The best way to manage virtual board meetings is to create a policy and manage expectations. If all board members and members know what to expect, the experience is better for all involved. Most software will allow the host to mute members selectively. By muting the members, it allows the board members to conduct business as needed without interruptions or excessive background noise. Members are able to hear what is going on and ask questions via the chat box. This allows the host to moderate and control the flow of the meeting. When it’s time for open comment from members, the host can then unmute individual members based on them “raising their hand” in the chat box. If members receive instructions ahead of the meeting on how to participate and what to expect, the process is less frustrating.

In some ways, virtual meetings are more efficient and easier to control the flow. Materials can be shared by the host with the members during the meeting. Agendas can be emailed ahead of time as well as shared in the chat box.

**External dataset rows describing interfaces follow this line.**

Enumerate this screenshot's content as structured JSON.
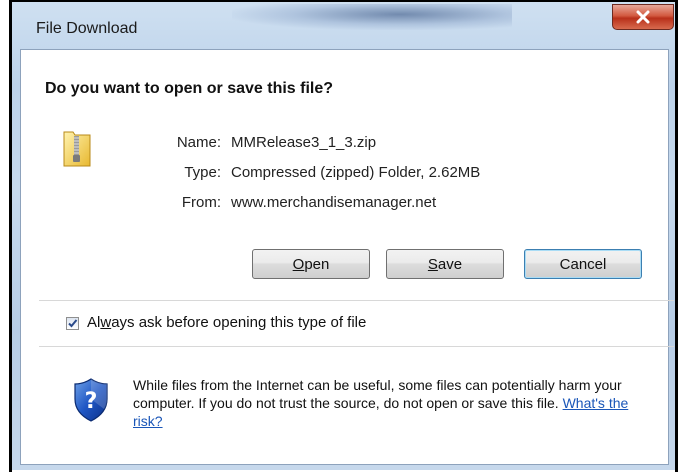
{
  "window": {
    "title": "File Download",
    "close_icon": "close-x-icon"
  },
  "dialog": {
    "question": "Do you want to open or save this file?",
    "file_icon": "zip-folder-icon",
    "info": [
      {
        "label": "Name:",
        "value": "MMRelease3_1_3.zip"
      },
      {
        "label": "Type:",
        "value": "Compressed (zipped) Folder, 2.62MB"
      },
      {
        "label": "From:",
        "value": "www.merchandisemanager.net"
      }
    ],
    "buttons": {
      "open_accel": "O",
      "open_rest": "pen",
      "save_accel": "S",
      "save_rest": "ave",
      "cancel": "Cancel"
    },
    "always_ask": {
      "checked": true,
      "prefix": "Al",
      "accel": "w",
      "suffix": "ays ask before opening this type of file"
    },
    "warning": {
      "icon": "security-shield-question-icon",
      "text": "While files from the Internet can be useful, some files can potentially harm your computer. If you do not trust the source, do not open or save this file.",
      "link": "What's the risk?"
    }
  }
}
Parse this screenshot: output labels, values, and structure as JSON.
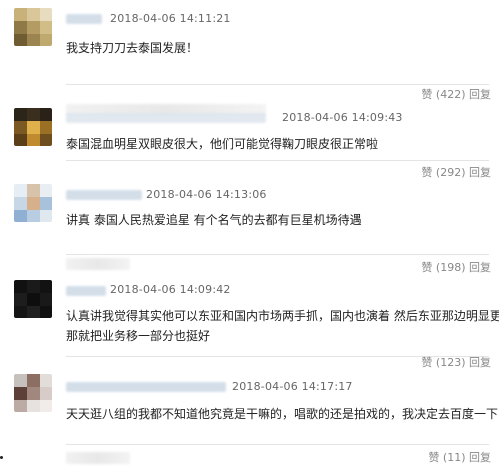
{
  "comments": [
    {
      "timestamp": "2018-04-06 14:11:21",
      "text": "我支持刀刀去泰国发展！",
      "likes": "赞 (422)  回复"
    },
    {
      "timestamp": "2018-04-06 14:09:43",
      "text": "泰国混血明星双眼皮很大，他们可能觉得鞠刀眼皮很正常啦",
      "likes": "赞 (292)  回复"
    },
    {
      "timestamp": "2018-04-06 14:13:06",
      "text": "讲真 泰国人民热爱追星 有个名气的去都有巨星机场待遇",
      "likes": "赞 (198)  回复"
    },
    {
      "timestamp": "2018-04-06 14:09:42",
      "text": "认真讲我觉得其实他可以东亚和国内市场两手抓，国内也演着 然后东亚那边明显更受接",
      "text2": "那就把业务移一部分也挺好",
      "likes": "赞 (123)  回复"
    },
    {
      "timestamp": "2018-04-06 14:17:17",
      "text": "天天逛八组的我都不知道他究竟是干嘛的，唱歌的还是拍戏的，我决定去百度一下",
      "likes": "赞 (11)  回复"
    }
  ]
}
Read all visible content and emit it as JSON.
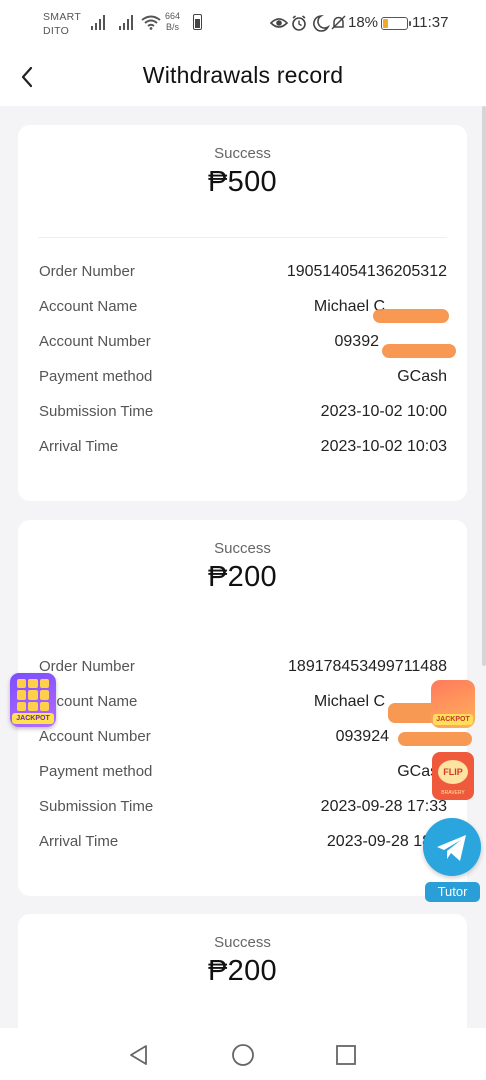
{
  "status_bar": {
    "carrier_line1": "SMART",
    "carrier_line2": "DITO",
    "net_speed_value": "664",
    "net_speed_unit": "B/s",
    "battery_percent": "18%",
    "time": "11:37",
    "icons": [
      "signal-icon",
      "signal-icon",
      "wifi-icon",
      "battery-saver-icon",
      "eye-icon",
      "alarm-icon",
      "moon-icon",
      "mute-bell-icon",
      "battery-icon"
    ]
  },
  "header": {
    "title": "Withdrawals record",
    "back_icon": "chevron-left-icon"
  },
  "records": [
    {
      "status": "Success",
      "amount": "₱500",
      "rows": [
        {
          "label": "Order Number",
          "value": "190514054136205312"
        },
        {
          "label": "Account Name",
          "value": "Michael C"
        },
        {
          "label": "Account Number",
          "value": "09392"
        },
        {
          "label": "Payment method",
          "value": "GCash"
        },
        {
          "label": "Submission Time",
          "value": "2023-10-02 10:00"
        },
        {
          "label": "Arrival Time",
          "value": "2023-10-02 10:03"
        }
      ]
    },
    {
      "status": "Success",
      "amount": "₱200",
      "rows": [
        {
          "label": "Order Number",
          "value": "189178453499711488"
        },
        {
          "label": "Account Name",
          "value": "Michael C"
        },
        {
          "label": "Account Number",
          "value": "093924"
        },
        {
          "label": "Payment method",
          "value": "GCash"
        },
        {
          "label": "Submission Time",
          "value": "2023-09-28 17:33"
        },
        {
          "label": "Arrival Time",
          "value": "2023-09-28 18"
        }
      ]
    },
    {
      "status": "Success",
      "amount": "₱200"
    }
  ],
  "floating": {
    "jackpot_label": "JACKPOT",
    "flip_label": "FLIP",
    "flip_sub": "BRAVERY",
    "tutor_label": "Tutor",
    "telegram_icon": "telegram-icon"
  },
  "nav": {
    "icons": [
      "back-triangle-icon",
      "home-circle-icon",
      "recents-square-icon"
    ]
  },
  "colors": {
    "redaction": "#f7944a",
    "telegram": "#2aa5de",
    "battery_low": "#f0a92a"
  }
}
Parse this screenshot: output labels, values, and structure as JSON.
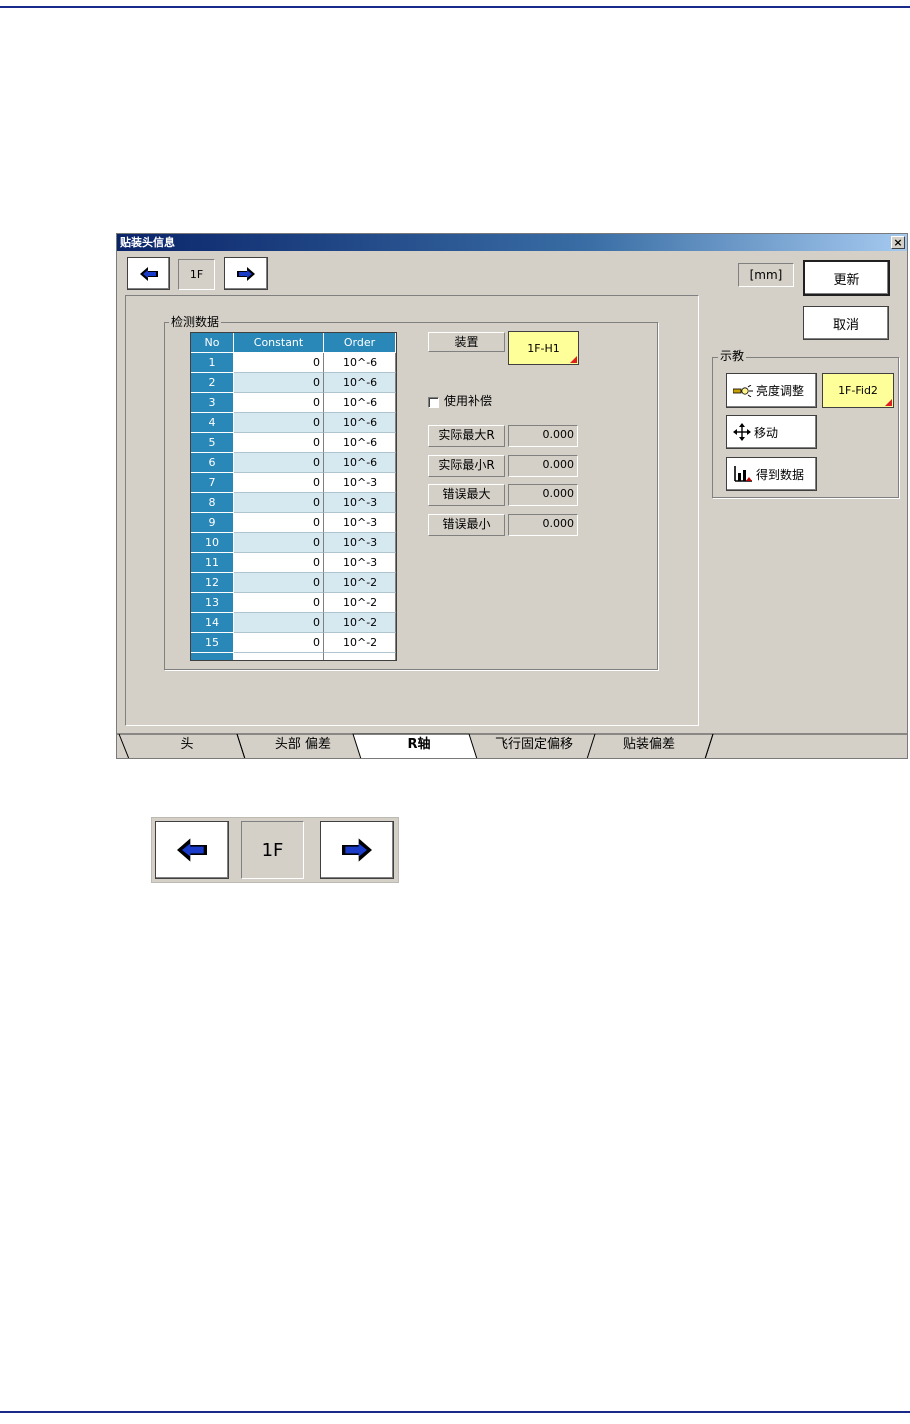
{
  "dialog": {
    "title": "贴装头信息",
    "close_label": "×",
    "nav": {
      "current": "1F"
    },
    "unit_label": "[mm]",
    "update_label": "更新",
    "cancel_label": "取消",
    "detection_group": {
      "title": "检测数据",
      "columns": [
        "No",
        "Constant",
        "Order"
      ],
      "rows": [
        {
          "no": "1",
          "constant": "0",
          "order": "10^-6"
        },
        {
          "no": "2",
          "constant": "0",
          "order": "10^-6"
        },
        {
          "no": "3",
          "constant": "0",
          "order": "10^-6"
        },
        {
          "no": "4",
          "constant": "0",
          "order": "10^-6"
        },
        {
          "no": "5",
          "constant": "0",
          "order": "10^-6"
        },
        {
          "no": "6",
          "constant": "0",
          "order": "10^-6"
        },
        {
          "no": "7",
          "constant": "0",
          "order": "10^-3"
        },
        {
          "no": "8",
          "constant": "0",
          "order": "10^-3"
        },
        {
          "no": "9",
          "constant": "0",
          "order": "10^-3"
        },
        {
          "no": "10",
          "constant": "0",
          "order": "10^-3"
        },
        {
          "no": "11",
          "constant": "0",
          "order": "10^-3"
        },
        {
          "no": "12",
          "constant": "0",
          "order": "10^-2"
        },
        {
          "no": "13",
          "constant": "0",
          "order": "10^-2"
        },
        {
          "no": "14",
          "constant": "0",
          "order": "10^-2"
        },
        {
          "no": "15",
          "constant": "0",
          "order": "10^-2"
        }
      ],
      "device_label": "装置",
      "device_value": "1F-H1",
      "use_compensation_label": "使用补偿",
      "fields": [
        {
          "label": "实际最大R",
          "value": "0.000"
        },
        {
          "label": "实际最小R",
          "value": "0.000"
        },
        {
          "label": "错误最大",
          "value": "0.000"
        },
        {
          "label": "错误最小",
          "value": "0.000"
        }
      ]
    },
    "teach_group": {
      "title": "示教",
      "brightness_label": "亮度调整",
      "fid_value": "1F-Fid2",
      "move_label": "移动",
      "get_data_label": "得到数据"
    },
    "tabs": [
      "头",
      "头部 偏差",
      "R轴",
      "飞行固定偏移",
      "贴装偏差"
    ],
    "active_tab": "R轴"
  },
  "inset": {
    "current": "1F"
  },
  "colors": {
    "grid_header": "#2a88b8",
    "grid_alt_row": "#d6e8f0",
    "highlight_yellow": "#ffff99",
    "dialog_face": "#d4d0c8",
    "arrow_blue": "#1a3cc8"
  }
}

Additionally requested materials by the board or even the members can be posted by the manager as the meeting is progressing. If a member is unable to follow the rules or is disruptive, it is easy for the host to disconnect them or mute them so that others are able to participate without interruption.

As we move forward without knowing when we can go back to business as usual, we have technology to help us manage the tasks for the association. We may never go back to business as usual as we come up with new and better ways to communicate. By working with your management team and other board members, the association can continue to thrive and meet it’s goals even during a pandemic.

If you have questions or would like to see sample policies, please contact Melanie McLaughlin at or 505-389-4316.